Data about app and page elements:

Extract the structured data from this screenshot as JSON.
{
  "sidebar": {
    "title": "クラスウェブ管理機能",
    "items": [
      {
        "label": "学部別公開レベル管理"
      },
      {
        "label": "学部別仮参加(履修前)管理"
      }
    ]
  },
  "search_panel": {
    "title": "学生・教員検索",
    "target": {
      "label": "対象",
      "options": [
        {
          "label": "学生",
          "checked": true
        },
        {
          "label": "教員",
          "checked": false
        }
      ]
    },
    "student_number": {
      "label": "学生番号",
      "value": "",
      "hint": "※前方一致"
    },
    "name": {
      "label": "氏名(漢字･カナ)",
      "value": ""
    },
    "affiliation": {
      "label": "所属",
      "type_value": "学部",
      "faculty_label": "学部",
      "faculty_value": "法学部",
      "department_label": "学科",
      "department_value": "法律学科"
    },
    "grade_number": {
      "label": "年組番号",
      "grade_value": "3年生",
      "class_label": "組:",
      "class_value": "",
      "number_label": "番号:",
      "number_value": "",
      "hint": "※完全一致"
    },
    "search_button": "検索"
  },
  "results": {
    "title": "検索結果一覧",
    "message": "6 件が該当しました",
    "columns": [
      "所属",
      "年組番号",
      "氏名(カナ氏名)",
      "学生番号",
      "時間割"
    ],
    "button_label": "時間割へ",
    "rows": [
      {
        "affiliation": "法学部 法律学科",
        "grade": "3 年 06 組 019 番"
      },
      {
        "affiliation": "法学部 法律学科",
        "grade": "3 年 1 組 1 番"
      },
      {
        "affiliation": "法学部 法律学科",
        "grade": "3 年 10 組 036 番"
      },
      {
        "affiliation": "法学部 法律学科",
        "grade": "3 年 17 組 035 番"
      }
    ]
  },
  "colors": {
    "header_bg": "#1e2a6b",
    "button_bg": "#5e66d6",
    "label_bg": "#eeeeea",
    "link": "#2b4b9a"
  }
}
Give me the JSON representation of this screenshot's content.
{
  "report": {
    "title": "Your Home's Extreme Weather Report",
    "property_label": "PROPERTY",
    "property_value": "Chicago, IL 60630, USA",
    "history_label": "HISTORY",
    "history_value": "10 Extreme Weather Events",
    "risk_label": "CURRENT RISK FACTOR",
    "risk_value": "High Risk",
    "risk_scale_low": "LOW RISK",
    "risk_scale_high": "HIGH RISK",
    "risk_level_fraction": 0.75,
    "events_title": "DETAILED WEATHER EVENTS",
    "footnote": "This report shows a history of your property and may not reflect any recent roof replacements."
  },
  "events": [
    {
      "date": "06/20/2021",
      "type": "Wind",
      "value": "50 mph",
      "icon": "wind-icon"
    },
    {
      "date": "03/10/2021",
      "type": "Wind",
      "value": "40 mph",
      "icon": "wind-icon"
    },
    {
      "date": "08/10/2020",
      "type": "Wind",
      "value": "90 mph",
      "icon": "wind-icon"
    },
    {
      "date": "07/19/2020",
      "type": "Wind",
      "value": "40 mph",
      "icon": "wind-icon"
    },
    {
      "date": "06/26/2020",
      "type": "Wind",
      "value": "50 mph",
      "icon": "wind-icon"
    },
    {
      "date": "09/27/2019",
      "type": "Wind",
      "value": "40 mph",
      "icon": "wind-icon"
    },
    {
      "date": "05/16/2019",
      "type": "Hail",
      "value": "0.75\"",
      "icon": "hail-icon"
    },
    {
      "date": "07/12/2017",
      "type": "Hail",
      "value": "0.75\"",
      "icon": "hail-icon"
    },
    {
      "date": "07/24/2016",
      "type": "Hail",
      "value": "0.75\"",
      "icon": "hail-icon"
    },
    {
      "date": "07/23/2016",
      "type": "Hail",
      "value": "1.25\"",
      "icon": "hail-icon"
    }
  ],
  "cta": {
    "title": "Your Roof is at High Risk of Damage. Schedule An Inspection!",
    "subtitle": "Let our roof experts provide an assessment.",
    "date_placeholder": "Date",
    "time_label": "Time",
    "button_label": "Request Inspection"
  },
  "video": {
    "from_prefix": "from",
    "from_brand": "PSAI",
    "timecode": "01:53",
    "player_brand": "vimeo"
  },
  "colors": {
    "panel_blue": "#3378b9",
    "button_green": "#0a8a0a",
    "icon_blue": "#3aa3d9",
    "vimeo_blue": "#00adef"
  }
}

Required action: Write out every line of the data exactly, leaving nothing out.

Written answer:
Extract the structured data from this screenshot as JSON.
{
  "sidebar": {
    "title": "クラスウェブ管理機能",
    "items": [
      {
        "label": "学部別公開レベル管理"
      },
      {
        "label": "学部別仮参加(履修前)管理"
      }
    ]
  },
  "search_panel": {
    "title": "学生・教員検索",
    "target": {
      "label": "対象",
      "options": [
        {
          "label": "学生",
          "checked": true
        },
        {
          "label": "教員",
          "checked": false
        }
      ]
    },
    "student_number": {
      "label": "学生番号",
      "value": "",
      "hint": "※前方一致"
    },
    "name": {
      "label": "氏名(漢字･カナ)",
      "value": ""
    },
    "affiliation": {
      "label": "所属",
      "type_value": "学部",
      "faculty_label": "学部",
      "faculty_value": "法学部",
      "department_label": "学科",
      "department_value": "法律学科"
    },
    "grade_number": {
      "label": "年組番号",
      "grade_value": "3年生",
      "class_label": "組:",
      "class_value": "",
      "number_label": "番号:",
      "number_value": "",
      "hint": "※完全一致"
    },
    "search_button": "検索"
  },
  "results": {
    "title": "検索結果一覧",
    "message": "6 件が該当しました",
    "columns": [
      "所属",
      "年組番号",
      "氏名(カナ氏名)",
      "学生番号",
      "時間割"
    ],
    "button_label": "時間割へ",
    "rows": [
      {
        "affiliation": "法学部 法律学科",
        "grade": "3 年 06 組 019 番"
      },
      {
        "affiliation": "法学部 法律学科",
        "grade": "3 年 1 組 1 番"
      },
      {
        "affiliation": "法学部 法律学科",
        "grade": "3 年 10 組 036 番"
      },
      {
        "affiliation": "法学部 法律学科",
        "grade": "3 年 17 組 035 番"
      }
    ]
  },
  "colors": {
    "header_bg": "#1e2a6b",
    "button_bg": "#5e66d6",
    "label_bg": "#eeeeea",
    "link": "#2b4b9a"
  }
}
Give me the JSON representation of this screenshot's content.
{
  "report": {
    "title": "Your Home's Extreme Weather Report",
    "property_label": "PROPERTY",
    "property_value": "Chicago, IL 60630, USA",
    "history_label": "HISTORY",
    "history_value": "10 Extreme Weather Events",
    "risk_label": "CURRENT RISK FACTOR",
    "risk_value": "High Risk",
    "risk_scale_low": "LOW RISK",
    "risk_scale_high": "HIGH RISK",
    "risk_level_fraction": 0.75,
    "events_title": "DETAILED WEATHER EVENTS",
    "footnote": "This report shows a history of your property and may not reflect any recent roof replacements."
  },
  "events": [
    {
      "date": "06/20/2021",
      "type": "Wind",
      "value": "50 mph",
      "icon": "wind-icon"
    },
    {
      "date": "03/10/2021",
      "type": "Wind",
      "value": "40 mph",
      "icon": "wind-icon"
    },
    {
      "date": "08/10/2020",
      "type": "Wind",
      "value": "90 mph",
      "icon": "wind-icon"
    },
    {
      "date": "07/19/2020",
      "type": "Wind",
      "value": "40 mph",
      "icon": "wind-icon"
    },
    {
      "date": "06/26/2020",
      "type": "Wind",
      "value": "50 mph",
      "icon": "wind-icon"
    },
    {
      "date": "09/27/2019",
      "type": "Wind",
      "value": "40 mph",
      "icon": "wind-icon"
    },
    {
      "date": "05/16/2019",
      "type": "Hail",
      "value": "0.75\"",
      "icon": "hail-icon"
    },
    {
      "date": "07/12/2017",
      "type": "Hail",
      "value": "0.75\"",
      "icon": "hail-icon"
    },
    {
      "date": "07/24/2016",
      "type": "Hail",
      "value": "0.75\"",
      "icon": "hail-icon"
    },
    {
      "date": "07/23/2016",
      "type": "Hail",
      "value": "1.25\"",
      "icon": "hail-icon"
    }
  ],
  "cta": {
    "title": "Your Roof is at High Risk of Damage. Schedule An Inspection!",
    "subtitle": "Let our roof experts provide an assessment.",
    "date_placeholder": "Date",
    "time_label": "Time",
    "button_label": "Request Inspection"
  },
  "video": {
    "from_prefix": "from",
    "from_brand": "PSAI",
    "timecode": "01:53",
    "player_brand": "vimeo"
  },
  "colors": {
    "panel_blue": "#3378b9",
    "button_green": "#0a8a0a",
    "icon_blue": "#3aa3d9",
    "vimeo_blue": "#00adef"
  }
}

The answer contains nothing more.